Dataset rows describing interfaces:
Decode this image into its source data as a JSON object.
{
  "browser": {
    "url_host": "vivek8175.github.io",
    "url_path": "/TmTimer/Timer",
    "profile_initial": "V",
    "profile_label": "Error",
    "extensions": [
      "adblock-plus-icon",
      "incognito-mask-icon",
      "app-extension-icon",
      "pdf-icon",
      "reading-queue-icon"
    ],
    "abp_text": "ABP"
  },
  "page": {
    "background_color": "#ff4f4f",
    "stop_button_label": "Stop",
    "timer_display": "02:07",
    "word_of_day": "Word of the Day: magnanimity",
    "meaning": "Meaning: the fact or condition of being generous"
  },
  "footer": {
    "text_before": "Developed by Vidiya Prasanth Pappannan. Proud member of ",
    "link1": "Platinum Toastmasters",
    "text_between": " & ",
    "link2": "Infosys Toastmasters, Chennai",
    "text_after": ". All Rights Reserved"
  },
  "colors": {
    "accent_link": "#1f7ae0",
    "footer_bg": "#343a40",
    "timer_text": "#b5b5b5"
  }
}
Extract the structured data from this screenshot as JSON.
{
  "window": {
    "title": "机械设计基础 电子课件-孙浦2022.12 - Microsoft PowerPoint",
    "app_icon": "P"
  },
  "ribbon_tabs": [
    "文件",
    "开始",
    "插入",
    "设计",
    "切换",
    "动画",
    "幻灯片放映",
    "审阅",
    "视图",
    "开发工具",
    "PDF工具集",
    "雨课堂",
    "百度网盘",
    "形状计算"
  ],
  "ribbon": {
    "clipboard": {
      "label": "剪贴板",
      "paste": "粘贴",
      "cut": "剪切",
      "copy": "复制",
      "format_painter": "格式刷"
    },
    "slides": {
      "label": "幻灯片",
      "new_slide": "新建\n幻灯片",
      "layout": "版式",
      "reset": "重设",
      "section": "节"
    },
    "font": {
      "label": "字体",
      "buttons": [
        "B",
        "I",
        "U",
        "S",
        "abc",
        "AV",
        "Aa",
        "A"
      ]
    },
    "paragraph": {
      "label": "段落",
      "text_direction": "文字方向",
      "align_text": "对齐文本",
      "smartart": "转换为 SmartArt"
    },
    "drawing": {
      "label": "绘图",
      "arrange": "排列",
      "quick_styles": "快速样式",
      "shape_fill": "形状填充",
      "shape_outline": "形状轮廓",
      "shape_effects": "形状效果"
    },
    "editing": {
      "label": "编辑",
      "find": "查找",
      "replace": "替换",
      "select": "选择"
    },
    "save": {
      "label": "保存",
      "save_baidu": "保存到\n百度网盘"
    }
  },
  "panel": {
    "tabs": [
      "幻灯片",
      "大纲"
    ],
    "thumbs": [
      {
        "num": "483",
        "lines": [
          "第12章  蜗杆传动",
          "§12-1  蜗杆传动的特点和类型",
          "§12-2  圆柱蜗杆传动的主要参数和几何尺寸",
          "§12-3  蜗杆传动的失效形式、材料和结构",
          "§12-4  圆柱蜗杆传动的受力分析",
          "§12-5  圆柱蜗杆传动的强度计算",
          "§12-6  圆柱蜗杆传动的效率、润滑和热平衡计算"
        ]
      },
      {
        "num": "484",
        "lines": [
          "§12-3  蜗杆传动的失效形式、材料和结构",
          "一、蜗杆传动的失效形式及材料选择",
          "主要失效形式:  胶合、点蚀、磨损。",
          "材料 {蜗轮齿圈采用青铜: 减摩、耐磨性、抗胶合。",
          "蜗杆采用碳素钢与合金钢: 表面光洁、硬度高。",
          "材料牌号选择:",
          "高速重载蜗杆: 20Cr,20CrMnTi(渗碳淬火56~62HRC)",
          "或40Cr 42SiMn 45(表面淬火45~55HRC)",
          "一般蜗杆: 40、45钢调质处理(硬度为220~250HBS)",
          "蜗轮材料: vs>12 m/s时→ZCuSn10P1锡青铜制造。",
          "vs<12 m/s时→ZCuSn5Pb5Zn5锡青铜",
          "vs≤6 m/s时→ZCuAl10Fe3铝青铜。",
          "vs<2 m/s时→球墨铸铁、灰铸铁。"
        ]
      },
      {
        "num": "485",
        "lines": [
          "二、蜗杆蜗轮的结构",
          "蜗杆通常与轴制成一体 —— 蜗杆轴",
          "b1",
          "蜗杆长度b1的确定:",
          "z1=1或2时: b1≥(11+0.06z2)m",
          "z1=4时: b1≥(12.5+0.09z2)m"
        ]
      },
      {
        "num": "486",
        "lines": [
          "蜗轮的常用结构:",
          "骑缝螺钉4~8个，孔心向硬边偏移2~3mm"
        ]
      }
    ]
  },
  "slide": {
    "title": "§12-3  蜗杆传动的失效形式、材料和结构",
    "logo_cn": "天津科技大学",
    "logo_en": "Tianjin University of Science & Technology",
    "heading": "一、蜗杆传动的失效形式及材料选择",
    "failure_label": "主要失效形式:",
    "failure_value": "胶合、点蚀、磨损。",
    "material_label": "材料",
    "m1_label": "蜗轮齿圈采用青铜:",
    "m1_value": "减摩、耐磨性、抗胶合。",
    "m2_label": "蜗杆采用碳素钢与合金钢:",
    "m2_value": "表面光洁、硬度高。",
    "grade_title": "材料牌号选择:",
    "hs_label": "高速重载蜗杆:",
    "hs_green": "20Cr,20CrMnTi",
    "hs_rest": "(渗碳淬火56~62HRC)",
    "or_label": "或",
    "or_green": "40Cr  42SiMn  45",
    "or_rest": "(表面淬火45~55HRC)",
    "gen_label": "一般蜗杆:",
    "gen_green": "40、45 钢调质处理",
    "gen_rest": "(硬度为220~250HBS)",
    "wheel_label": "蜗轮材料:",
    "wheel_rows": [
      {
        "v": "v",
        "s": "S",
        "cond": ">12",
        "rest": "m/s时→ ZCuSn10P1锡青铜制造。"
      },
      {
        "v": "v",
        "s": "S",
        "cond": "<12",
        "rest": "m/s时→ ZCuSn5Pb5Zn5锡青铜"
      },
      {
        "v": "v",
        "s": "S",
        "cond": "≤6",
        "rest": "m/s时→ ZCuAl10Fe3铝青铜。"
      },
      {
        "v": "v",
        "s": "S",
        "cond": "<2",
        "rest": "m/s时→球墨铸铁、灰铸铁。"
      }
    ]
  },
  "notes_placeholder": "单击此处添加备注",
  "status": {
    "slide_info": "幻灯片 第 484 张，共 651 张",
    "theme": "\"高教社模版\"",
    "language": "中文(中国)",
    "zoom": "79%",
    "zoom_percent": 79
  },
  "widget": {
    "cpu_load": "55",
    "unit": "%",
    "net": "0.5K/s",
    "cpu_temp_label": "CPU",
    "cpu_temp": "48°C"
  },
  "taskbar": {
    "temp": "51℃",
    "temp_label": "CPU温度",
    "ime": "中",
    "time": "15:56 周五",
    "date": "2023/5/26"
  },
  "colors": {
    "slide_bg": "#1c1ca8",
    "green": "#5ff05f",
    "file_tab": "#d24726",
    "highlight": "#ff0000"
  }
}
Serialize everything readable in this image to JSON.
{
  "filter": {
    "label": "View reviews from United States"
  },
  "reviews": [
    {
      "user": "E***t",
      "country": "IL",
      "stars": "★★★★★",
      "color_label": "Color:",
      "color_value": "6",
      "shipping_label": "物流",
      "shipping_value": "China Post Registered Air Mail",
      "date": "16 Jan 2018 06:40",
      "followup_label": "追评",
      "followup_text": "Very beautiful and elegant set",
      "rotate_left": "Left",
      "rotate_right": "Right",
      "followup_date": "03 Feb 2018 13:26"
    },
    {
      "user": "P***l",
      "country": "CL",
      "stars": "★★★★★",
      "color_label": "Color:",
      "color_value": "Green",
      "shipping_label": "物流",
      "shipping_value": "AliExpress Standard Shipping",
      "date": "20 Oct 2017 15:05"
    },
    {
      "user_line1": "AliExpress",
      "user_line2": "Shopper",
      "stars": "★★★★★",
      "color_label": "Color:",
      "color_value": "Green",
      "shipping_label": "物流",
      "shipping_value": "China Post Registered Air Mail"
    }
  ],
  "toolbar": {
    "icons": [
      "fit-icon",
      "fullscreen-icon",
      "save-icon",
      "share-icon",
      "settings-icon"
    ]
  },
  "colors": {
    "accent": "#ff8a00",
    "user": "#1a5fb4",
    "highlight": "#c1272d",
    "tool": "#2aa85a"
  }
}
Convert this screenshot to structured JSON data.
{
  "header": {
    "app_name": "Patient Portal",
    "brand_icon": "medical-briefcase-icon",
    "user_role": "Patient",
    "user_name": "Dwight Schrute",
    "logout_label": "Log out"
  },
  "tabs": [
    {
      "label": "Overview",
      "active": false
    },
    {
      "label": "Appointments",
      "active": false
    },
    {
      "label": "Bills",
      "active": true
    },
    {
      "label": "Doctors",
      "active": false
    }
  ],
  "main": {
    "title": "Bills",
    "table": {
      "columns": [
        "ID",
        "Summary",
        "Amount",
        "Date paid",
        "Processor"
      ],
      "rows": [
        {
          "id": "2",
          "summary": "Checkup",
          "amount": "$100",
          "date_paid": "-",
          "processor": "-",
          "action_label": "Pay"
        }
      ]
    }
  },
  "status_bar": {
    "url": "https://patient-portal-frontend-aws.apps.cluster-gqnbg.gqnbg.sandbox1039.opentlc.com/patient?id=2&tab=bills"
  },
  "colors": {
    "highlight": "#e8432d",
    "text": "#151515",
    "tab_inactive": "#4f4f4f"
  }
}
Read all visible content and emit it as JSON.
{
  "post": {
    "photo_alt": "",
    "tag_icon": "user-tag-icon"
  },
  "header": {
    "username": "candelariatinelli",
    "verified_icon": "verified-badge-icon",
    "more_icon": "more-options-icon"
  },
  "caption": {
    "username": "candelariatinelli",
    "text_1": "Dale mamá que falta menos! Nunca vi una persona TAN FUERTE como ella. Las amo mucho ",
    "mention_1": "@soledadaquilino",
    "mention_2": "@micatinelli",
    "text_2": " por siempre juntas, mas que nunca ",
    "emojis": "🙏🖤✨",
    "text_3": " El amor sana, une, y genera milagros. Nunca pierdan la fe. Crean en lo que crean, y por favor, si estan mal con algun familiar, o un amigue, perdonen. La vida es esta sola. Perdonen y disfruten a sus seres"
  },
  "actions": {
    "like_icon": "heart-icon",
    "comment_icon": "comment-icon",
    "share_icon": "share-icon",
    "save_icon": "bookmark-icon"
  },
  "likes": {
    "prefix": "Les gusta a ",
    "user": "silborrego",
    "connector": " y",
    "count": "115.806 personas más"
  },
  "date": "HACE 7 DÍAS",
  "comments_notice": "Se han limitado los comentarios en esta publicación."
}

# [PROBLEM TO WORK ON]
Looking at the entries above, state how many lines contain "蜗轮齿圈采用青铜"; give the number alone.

# [RESPONSE BOX]
2